OTTAWA - The high-on-the-hog pensions enjoyed by MPs and their $10 million in household mailouts have been singled out for spoof awards from a taxpayers group.

The MPs have collectively been awarded golden pigs in the 12th annual Canadian Taxpayers Federation Teddy awards, taking both the federal and lifetime achievement categories.

Nova Scotia MLAs took the provincial category for their scandal over expenses.

The city of Toronto earned the municipal award for a program which paid people to pose as homeless.

The annual awards, first handed out in 1999, poke fun at wasteful spending at all levels of the government.

They are presented about the same time as the Oscars, by a tuxedo-clad emcee who reads out the nominations, then tears open an envelope to name the winner.

"We hold the ceremony each year to enlighten the public about government waste and highlight fat that needs to be trimmed," said Colin Craig, Prairie director for the federation.

The awards -- pig figurines spray-painted gold -- are named after Ted Weatherill, a former federal bureaucrat who was fired in 1999 over his excessive expense claims.

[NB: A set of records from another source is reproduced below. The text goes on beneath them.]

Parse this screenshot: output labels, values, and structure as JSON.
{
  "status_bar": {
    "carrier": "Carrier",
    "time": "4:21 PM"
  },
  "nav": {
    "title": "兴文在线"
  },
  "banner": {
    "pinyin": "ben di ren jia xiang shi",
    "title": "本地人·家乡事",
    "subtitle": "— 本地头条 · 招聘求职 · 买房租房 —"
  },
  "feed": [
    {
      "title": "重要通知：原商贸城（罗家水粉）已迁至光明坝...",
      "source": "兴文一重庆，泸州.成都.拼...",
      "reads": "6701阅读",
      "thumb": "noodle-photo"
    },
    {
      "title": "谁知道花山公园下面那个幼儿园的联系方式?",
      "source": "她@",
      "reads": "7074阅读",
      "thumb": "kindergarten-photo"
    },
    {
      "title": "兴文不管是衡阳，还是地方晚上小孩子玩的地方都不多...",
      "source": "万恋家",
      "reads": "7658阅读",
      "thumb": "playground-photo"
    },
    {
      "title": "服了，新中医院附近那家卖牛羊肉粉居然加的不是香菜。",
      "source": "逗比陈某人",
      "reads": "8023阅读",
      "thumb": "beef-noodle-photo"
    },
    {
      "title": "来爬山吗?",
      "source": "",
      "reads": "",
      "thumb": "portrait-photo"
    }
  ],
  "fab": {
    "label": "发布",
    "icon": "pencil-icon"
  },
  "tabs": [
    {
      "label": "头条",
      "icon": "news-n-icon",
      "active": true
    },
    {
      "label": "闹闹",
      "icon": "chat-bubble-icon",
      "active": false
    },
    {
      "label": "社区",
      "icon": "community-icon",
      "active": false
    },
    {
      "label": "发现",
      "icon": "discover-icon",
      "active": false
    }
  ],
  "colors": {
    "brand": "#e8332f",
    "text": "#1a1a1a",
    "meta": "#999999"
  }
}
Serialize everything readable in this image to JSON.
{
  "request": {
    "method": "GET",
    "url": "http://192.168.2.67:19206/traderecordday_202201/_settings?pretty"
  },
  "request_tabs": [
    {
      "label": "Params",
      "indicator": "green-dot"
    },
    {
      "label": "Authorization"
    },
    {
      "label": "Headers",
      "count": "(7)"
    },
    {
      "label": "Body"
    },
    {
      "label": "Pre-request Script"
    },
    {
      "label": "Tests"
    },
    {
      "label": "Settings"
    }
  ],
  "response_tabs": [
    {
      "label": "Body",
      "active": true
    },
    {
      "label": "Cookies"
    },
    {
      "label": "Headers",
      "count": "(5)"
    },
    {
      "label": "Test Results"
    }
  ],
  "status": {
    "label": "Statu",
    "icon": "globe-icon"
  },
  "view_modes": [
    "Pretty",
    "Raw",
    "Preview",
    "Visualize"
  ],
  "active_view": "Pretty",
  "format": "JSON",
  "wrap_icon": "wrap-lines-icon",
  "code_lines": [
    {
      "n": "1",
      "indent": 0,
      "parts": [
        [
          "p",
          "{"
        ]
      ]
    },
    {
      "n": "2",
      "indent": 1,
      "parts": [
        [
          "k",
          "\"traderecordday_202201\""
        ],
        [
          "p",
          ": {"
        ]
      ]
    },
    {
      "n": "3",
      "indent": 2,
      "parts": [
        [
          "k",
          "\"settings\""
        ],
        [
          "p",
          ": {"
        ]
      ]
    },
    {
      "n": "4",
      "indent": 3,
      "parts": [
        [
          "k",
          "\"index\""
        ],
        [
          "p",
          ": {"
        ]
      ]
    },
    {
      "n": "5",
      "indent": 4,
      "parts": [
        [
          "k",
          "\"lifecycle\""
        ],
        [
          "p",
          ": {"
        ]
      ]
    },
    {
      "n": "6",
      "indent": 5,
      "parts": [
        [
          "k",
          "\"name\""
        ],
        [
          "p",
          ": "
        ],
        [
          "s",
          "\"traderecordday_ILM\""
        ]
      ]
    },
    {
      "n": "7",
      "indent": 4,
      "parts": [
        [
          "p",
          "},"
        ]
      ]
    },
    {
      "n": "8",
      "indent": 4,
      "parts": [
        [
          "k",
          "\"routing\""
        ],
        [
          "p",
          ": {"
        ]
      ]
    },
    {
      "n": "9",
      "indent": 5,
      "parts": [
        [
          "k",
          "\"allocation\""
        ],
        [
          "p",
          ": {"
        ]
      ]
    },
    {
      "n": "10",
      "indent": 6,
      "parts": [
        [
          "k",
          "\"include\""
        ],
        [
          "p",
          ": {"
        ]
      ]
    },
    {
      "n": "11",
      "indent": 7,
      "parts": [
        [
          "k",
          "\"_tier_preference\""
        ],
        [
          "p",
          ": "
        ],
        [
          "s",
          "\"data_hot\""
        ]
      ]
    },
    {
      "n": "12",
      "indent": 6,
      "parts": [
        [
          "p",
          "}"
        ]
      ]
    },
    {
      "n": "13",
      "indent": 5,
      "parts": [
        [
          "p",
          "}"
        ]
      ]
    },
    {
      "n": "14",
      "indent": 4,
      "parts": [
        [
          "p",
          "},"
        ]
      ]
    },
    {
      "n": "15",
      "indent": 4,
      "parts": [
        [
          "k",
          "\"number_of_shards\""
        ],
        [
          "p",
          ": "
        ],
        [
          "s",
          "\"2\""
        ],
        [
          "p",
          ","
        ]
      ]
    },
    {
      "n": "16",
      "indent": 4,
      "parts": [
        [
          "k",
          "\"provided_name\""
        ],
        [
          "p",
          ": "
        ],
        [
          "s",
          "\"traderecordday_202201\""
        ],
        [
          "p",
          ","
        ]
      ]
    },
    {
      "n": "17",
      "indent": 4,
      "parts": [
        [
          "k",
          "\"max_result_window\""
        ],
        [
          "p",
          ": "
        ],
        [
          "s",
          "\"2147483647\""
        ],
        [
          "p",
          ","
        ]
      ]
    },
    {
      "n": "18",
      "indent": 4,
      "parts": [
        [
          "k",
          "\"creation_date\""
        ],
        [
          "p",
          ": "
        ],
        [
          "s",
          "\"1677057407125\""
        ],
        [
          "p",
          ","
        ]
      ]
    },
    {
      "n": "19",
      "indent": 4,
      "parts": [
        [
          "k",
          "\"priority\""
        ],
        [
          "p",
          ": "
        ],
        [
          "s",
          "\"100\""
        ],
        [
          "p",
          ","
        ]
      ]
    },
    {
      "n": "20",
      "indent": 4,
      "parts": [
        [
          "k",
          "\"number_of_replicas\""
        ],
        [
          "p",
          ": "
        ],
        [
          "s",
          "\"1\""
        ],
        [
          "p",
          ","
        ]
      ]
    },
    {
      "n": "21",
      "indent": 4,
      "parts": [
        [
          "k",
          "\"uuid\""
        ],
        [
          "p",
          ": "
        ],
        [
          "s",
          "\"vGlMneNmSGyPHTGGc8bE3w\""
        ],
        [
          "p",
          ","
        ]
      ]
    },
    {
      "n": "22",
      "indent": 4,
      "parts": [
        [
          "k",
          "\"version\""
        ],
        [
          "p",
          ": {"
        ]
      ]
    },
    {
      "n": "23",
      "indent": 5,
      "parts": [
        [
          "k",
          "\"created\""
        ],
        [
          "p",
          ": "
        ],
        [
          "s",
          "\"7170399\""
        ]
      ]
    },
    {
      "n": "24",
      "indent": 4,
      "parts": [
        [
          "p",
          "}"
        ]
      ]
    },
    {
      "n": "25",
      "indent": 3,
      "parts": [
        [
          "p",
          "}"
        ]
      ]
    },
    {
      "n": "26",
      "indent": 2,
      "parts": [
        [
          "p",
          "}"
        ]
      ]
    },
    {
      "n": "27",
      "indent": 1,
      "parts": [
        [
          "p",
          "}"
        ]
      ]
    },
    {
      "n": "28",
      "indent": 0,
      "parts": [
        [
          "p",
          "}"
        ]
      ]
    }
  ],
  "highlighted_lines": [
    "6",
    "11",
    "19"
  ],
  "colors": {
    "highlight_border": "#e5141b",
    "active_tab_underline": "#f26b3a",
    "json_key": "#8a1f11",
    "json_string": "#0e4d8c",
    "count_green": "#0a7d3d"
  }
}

MPs spent $10 million on mailouts -- junk mail, Craig called them -- in 2008-09, which won them the federal waste category.

"Oddly enough, as our deficit skyrocketed, MPs hiked up their usage of these flyers to tell us about everything but the deficit," he said.

The MP pension plan -- they qualify after six years in office and can collect $46,000 annually after just 10 years -- was given the lifetime achievement award.

Craig said it seems the pensions are the one thing that MPs of all stripes agree on.

"Nothing unites them like defending their own benefits."

The Nova Scotia MLAs were singled out over their expenses which, between 2006 and 2009, included video games, cameras and, in one case, 11 computers for a single MLA.

"The Maritime MLAs had expensed just about everything under the sun."

The federation gave the municipal award to Toronto, where the city paid people $100 to dress up and pretend to be homeless as part of an effort to count the number of homeless on the streets.

"It was actually a slap in the face to real homeless people as they were banned from applying for the work," said Craig.

Among the also-rans this year:

-- The Royal Canadian Mint for spending $1.4 million to search for $20 million of missing gold that wasn't really missing.

-- The British Columbia government for paying 241 civil servants to "volunteer" at the Olympics.

-- The city of Edmonton, for spending $1.4 million on a promotional website which attracted only 53,000 visitors from outside Edmonton. That's $26 for each hit.